The only justification given by the government was that the establishment of a national security council was included in President Anastasiades’ election programme. Does every stupid idea in an election programme have to be implemented? In fact President Anastasiades would be hard pressed to find a single person that voted for him that would feel cheated if he did not keep his promise to establish this ridiculously meaningless council, which all parties, including his own, have objections to.

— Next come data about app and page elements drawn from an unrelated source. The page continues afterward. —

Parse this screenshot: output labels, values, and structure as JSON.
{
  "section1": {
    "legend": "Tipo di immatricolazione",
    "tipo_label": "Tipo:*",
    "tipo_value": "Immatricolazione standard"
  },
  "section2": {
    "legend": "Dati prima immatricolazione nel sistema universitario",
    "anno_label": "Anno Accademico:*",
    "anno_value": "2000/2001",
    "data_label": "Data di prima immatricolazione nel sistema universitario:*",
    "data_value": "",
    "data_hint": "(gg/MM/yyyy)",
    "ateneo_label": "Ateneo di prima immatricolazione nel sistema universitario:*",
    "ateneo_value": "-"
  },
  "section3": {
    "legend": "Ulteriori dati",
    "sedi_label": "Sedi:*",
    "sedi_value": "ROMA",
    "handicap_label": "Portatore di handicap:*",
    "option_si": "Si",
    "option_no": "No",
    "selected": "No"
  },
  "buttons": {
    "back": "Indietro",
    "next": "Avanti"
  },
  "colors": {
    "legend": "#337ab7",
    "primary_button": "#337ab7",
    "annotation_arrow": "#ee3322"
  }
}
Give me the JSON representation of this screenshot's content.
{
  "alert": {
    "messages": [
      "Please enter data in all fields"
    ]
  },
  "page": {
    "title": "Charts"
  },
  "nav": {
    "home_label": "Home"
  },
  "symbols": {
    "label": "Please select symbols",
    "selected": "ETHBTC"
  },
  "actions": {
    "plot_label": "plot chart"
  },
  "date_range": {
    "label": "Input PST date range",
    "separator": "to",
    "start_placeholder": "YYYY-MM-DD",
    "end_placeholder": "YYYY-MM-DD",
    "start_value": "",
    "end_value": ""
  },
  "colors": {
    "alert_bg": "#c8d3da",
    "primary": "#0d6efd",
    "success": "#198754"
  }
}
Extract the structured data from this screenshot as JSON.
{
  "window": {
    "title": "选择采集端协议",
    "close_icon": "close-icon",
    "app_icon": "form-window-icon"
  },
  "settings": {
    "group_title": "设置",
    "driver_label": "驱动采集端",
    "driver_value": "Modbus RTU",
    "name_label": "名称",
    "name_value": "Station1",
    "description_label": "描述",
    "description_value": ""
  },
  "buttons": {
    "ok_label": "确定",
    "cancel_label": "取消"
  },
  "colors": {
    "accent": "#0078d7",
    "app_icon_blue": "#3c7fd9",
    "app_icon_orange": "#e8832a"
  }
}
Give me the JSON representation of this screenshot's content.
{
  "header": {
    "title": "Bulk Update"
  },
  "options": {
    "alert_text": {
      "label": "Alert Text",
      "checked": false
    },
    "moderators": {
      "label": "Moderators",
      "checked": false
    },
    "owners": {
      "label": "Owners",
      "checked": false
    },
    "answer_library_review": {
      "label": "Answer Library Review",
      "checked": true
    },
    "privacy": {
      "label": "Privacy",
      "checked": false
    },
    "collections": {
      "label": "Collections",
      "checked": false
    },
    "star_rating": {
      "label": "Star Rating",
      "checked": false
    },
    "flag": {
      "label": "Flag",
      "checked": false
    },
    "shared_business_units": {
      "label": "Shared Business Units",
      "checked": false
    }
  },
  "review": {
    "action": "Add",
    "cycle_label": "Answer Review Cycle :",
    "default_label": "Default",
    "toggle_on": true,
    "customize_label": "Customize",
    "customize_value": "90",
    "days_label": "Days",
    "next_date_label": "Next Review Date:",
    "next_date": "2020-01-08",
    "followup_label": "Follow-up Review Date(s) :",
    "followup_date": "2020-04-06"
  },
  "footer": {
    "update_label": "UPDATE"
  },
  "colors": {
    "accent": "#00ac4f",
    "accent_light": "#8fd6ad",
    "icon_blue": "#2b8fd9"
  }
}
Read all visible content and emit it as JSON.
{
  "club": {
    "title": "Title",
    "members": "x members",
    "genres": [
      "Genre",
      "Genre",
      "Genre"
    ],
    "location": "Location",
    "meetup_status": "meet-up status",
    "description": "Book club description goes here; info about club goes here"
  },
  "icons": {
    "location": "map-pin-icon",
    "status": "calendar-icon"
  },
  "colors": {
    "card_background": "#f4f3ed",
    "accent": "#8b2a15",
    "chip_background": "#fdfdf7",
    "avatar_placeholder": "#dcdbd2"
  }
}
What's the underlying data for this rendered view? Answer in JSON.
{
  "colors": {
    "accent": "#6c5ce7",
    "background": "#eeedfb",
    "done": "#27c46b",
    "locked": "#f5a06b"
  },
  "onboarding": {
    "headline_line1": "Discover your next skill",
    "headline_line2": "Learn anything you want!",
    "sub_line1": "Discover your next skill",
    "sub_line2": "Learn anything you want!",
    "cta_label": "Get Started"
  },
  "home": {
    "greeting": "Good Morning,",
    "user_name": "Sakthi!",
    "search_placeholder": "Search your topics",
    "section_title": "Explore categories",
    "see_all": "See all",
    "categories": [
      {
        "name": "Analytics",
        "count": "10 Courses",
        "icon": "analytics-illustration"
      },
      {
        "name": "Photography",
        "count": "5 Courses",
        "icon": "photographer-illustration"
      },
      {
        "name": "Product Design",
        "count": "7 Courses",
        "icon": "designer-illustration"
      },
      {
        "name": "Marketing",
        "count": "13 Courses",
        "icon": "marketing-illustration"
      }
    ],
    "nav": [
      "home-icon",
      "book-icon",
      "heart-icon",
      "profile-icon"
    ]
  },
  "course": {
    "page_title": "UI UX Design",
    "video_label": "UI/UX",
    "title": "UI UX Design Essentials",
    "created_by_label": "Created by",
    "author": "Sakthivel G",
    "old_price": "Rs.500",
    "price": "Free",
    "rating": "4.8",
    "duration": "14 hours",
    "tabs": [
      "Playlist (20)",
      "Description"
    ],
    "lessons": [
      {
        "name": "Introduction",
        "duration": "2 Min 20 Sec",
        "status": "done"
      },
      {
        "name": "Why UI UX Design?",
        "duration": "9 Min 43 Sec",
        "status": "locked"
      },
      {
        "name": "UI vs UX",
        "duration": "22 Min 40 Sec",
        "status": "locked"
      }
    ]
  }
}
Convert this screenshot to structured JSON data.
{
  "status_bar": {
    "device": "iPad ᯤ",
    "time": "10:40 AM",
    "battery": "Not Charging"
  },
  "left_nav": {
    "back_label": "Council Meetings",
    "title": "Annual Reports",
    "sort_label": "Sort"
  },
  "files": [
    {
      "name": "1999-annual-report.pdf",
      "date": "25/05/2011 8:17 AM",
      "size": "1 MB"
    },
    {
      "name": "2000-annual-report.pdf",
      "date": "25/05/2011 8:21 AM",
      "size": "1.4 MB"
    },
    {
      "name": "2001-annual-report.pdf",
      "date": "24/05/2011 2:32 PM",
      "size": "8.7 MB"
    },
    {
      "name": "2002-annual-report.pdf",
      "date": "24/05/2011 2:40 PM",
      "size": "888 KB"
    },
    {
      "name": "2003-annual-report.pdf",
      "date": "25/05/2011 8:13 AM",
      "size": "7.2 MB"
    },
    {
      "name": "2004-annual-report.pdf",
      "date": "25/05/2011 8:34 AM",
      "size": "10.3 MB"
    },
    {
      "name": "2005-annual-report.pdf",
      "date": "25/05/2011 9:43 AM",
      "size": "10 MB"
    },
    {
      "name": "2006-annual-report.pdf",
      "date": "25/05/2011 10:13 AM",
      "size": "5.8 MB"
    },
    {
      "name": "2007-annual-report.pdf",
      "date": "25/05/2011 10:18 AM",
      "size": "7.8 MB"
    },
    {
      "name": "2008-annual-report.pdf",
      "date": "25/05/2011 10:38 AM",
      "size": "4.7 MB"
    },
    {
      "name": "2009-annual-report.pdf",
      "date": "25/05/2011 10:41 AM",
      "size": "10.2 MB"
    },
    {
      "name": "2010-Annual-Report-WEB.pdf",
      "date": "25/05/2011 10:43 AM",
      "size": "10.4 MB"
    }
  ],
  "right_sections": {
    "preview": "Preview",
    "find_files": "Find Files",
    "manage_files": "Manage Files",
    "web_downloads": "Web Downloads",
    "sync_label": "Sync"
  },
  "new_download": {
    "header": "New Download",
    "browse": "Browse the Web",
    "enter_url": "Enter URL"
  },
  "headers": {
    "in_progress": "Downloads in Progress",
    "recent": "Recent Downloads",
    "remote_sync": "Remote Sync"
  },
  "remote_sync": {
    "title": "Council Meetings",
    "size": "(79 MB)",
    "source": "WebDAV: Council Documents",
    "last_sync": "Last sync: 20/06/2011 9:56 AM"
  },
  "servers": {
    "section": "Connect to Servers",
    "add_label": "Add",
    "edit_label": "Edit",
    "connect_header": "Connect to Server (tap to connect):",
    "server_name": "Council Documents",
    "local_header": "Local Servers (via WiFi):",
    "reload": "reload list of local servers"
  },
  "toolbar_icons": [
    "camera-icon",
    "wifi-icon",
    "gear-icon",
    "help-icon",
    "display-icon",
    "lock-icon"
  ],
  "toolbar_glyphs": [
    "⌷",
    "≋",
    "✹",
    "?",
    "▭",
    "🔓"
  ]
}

Anastasiades and his advisors do not seem to realise that such badly thought out moves undermine the good decisions the government takes. Its decision to merge the Inland Revenue and VAT departments and place the new organisation under a tax commissioner, helped by three assistants was a welcome rationalisation step. The plan to allow anyone to apply for these posts was also an excellent decision, as it would put an end to the PASYDY closed shop. But because of the national security council proposal, the parties are claiming that the only reason public posts would be open to non-civil servants is so that Anastasiades would offer more jobs to his cronies.
The government has weakened a very strong case unnecessarily. Senior public positions must be open to individuals from the private sector for a number of reasons. First, it gives the state a bigger pool of candidates to choose from; second, outsiders have new management ideas and are better-equipped to manage because they are not former colleagues of their staff; third they have more incentive to get results because they would be hired on a four- or five-year contract; fourth the hiring of outsiders would make the public sector more competitive and encourage those eyeing top posts to work harder and more effectively; fifth removing someone from a top post every few years reduces the danger of de-motivation and corruption.
There are plenty more reasons for giving public sector posts to outsiders. For instance it would weaken PASYDY as it would no longer be able to place its members in the top posts, regardless of their abilities and management skills. This is why the union is so opposed to this radical measure and has recruited the support of the opposition parties in fighting it.
The only argument against the move is the danger of nepotism, the government of the day appointing party supporters to top public posts. This being Cyprus, this possibility could not be ruled out, which is why the government must also put in place procedures that ensure the right person is hired for each post. If that can be guaranteed, the government’s decision could prove one of great benefit to the public sector.